**Your instructions**: Filter the records below and copy every line containing the word "learning".

**Provided data**:
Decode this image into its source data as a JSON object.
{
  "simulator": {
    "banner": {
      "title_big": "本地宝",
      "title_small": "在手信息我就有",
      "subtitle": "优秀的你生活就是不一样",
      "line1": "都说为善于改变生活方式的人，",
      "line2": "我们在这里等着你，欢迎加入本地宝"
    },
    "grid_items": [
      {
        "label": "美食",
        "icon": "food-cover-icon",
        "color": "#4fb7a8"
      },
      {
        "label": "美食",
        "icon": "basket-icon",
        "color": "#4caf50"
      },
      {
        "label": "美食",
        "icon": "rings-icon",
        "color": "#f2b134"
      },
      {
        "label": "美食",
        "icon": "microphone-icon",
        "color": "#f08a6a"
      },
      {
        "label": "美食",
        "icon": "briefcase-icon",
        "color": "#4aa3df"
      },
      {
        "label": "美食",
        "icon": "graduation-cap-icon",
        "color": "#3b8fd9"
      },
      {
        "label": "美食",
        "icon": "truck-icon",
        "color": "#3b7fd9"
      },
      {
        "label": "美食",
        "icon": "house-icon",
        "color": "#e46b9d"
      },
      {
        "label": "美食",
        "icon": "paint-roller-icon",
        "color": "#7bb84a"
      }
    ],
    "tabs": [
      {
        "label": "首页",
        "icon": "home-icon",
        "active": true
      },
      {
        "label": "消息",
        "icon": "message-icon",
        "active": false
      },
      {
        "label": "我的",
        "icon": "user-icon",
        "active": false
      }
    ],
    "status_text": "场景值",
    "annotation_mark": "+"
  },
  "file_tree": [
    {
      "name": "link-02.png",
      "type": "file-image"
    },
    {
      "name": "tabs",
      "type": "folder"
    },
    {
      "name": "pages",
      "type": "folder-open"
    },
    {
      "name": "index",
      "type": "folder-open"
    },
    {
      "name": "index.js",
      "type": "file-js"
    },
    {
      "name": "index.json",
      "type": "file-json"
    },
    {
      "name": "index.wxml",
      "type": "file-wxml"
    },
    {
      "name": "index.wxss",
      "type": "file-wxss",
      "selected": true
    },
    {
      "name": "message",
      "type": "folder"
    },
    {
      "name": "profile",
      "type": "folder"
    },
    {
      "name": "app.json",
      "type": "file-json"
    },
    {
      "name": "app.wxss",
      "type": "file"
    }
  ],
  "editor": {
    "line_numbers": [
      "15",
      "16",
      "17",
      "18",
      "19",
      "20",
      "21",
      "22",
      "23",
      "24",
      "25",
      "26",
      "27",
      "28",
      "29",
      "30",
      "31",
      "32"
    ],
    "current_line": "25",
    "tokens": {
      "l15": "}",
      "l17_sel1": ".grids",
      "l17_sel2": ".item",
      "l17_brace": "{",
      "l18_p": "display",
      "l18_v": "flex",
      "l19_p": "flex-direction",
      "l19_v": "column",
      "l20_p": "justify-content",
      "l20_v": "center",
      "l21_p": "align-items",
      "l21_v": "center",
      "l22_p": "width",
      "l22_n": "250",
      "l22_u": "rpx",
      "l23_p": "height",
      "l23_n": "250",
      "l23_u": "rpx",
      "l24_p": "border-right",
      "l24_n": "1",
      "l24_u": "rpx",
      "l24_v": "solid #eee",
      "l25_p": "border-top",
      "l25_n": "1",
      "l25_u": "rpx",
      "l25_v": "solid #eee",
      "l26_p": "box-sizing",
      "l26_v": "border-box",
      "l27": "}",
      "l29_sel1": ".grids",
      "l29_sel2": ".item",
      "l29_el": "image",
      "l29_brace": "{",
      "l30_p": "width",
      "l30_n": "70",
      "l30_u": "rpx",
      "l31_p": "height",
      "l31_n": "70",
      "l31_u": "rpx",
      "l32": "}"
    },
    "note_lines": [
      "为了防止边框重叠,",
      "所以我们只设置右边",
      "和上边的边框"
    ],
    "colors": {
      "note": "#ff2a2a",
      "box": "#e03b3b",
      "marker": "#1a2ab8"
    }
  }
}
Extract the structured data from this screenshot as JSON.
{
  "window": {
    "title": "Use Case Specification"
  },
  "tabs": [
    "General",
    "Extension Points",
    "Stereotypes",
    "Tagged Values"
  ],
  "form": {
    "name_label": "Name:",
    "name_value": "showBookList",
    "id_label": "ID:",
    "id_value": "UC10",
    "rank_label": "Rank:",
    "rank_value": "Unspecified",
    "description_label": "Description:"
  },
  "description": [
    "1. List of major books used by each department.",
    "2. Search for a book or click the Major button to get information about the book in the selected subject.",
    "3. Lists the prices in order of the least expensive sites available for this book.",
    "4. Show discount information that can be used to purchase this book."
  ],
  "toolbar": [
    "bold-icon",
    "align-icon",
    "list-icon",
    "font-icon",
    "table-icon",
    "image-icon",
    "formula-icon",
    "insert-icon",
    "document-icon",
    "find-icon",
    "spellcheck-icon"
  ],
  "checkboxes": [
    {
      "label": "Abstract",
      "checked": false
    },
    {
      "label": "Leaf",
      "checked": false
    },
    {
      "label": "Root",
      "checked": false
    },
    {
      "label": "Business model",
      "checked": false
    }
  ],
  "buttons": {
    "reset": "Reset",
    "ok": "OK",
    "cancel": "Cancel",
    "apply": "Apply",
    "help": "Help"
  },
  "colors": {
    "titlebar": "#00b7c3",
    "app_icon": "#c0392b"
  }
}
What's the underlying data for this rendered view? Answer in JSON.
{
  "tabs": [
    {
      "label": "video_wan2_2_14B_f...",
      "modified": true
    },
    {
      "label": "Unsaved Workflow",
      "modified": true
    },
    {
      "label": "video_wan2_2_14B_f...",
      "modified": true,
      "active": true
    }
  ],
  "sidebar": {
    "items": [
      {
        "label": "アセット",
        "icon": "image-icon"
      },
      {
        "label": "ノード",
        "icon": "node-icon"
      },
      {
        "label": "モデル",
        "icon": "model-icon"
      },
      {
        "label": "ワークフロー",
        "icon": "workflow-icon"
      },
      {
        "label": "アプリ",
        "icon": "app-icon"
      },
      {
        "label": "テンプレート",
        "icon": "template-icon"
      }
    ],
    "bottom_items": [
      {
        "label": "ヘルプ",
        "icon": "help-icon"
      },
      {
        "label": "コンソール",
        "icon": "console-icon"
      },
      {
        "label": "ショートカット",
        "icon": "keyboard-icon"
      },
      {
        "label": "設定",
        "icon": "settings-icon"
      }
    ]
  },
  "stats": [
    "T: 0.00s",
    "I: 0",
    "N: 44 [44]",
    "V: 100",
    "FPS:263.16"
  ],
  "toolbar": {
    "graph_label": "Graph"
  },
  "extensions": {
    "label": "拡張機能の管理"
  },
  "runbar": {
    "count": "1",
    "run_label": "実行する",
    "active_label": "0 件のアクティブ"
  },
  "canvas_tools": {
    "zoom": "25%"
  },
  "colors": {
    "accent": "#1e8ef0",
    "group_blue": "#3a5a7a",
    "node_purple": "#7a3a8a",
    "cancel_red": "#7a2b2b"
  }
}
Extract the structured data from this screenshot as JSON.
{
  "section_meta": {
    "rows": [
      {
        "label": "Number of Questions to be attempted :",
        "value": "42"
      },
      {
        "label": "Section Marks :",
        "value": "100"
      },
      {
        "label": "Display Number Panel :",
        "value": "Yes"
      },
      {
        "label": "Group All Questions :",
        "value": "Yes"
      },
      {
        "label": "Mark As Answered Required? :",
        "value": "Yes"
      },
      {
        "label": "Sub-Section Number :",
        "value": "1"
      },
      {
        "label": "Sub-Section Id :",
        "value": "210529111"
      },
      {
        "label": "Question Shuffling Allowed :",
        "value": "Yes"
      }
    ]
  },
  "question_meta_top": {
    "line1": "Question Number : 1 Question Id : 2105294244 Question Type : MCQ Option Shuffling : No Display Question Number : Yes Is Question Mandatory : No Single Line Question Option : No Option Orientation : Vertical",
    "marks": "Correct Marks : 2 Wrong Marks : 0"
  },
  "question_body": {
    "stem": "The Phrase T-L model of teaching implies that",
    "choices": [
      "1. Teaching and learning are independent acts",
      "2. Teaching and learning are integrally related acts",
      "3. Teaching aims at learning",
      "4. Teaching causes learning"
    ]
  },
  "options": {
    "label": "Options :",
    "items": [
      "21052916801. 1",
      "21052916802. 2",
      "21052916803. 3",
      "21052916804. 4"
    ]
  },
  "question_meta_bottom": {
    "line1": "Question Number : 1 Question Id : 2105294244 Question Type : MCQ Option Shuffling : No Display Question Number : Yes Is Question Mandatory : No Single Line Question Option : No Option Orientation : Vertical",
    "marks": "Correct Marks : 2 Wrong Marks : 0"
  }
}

**Finished exercise**:
      "1. Teaching and learning are independent acts",
      "2. Teaching and learning are integrally related acts",
      "3. Teaching aims at learning",
      "4. Teaching causes learning"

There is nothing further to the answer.